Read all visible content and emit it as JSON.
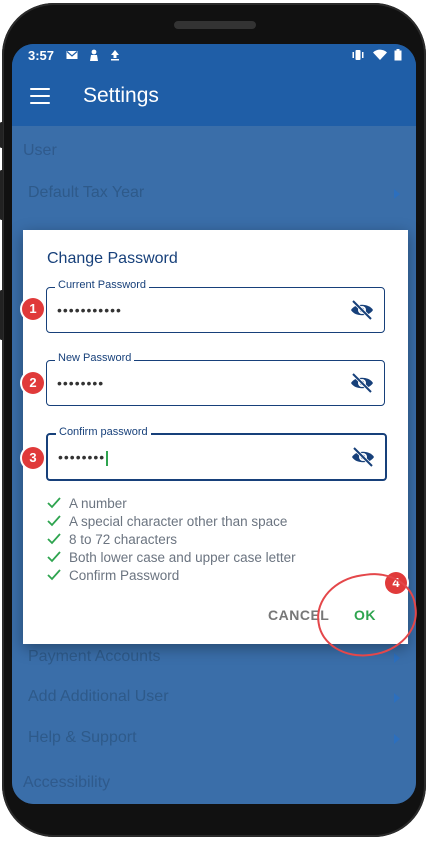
{
  "status_bar": {
    "time": "3:57"
  },
  "app_bar": {
    "title": "Settings"
  },
  "settings": {
    "section_user": "User",
    "default_tax_year": "Default Tax Year",
    "payment_accounts": "Payment Accounts",
    "add_additional_user": "Add Additional User",
    "help_support": "Help & Support",
    "section_accessibility": "Accessibility"
  },
  "dialog": {
    "title": "Change Password",
    "current_password": {
      "label": "Current Password",
      "value": "•••••••••••"
    },
    "new_password": {
      "label": "New Password",
      "value": "••••••••"
    },
    "confirm_password": {
      "label": "Confirm password",
      "value": "••••••••"
    },
    "requirements": [
      "A number",
      "A special character other than space",
      "8 to 72 characters",
      "Both lower case and upper case letter",
      "Confirm Password"
    ],
    "cancel_label": "CANCEL",
    "ok_label": "OK"
  },
  "annotations": [
    "1",
    "2",
    "3",
    "4"
  ],
  "colors": {
    "primary": "#1f5ea7",
    "dialog_text": "#17407a",
    "success": "#2ea44f",
    "annotation": "#e03a3a"
  }
}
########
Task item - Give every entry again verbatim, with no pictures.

Answer section -
Read all visible content and emit it as JSON.
{
  "status_bar": {
    "time": "3:57"
  },
  "app_bar": {
    "title": "Settings"
  },
  "settings": {
    "section_user": "User",
    "default_tax_year": "Default Tax Year",
    "payment_accounts": "Payment Accounts",
    "add_additional_user": "Add Additional User",
    "help_support": "Help & Support",
    "section_accessibility": "Accessibility"
  },
  "dialog": {
    "title": "Change Password",
    "current_password": {
      "label": "Current Password",
      "value": "•••••••••••"
    },
    "new_password": {
      "label": "New Password",
      "value": "••••••••"
    },
    "confirm_password": {
      "label": "Confirm password",
      "value": "••••••••"
    },
    "requirements": [
      "A number",
      "A special character other than space",
      "8 to 72 characters",
      "Both lower case and upper case letter",
      "Confirm Password"
    ],
    "cancel_label": "CANCEL",
    "ok_label": "OK"
  },
  "annotations": [
    "1",
    "2",
    "3",
    "4"
  ],
  "colors": {
    "primary": "#1f5ea7",
    "dialog_text": "#17407a",
    "success": "#2ea44f",
    "annotation": "#e03a3a"
  }
}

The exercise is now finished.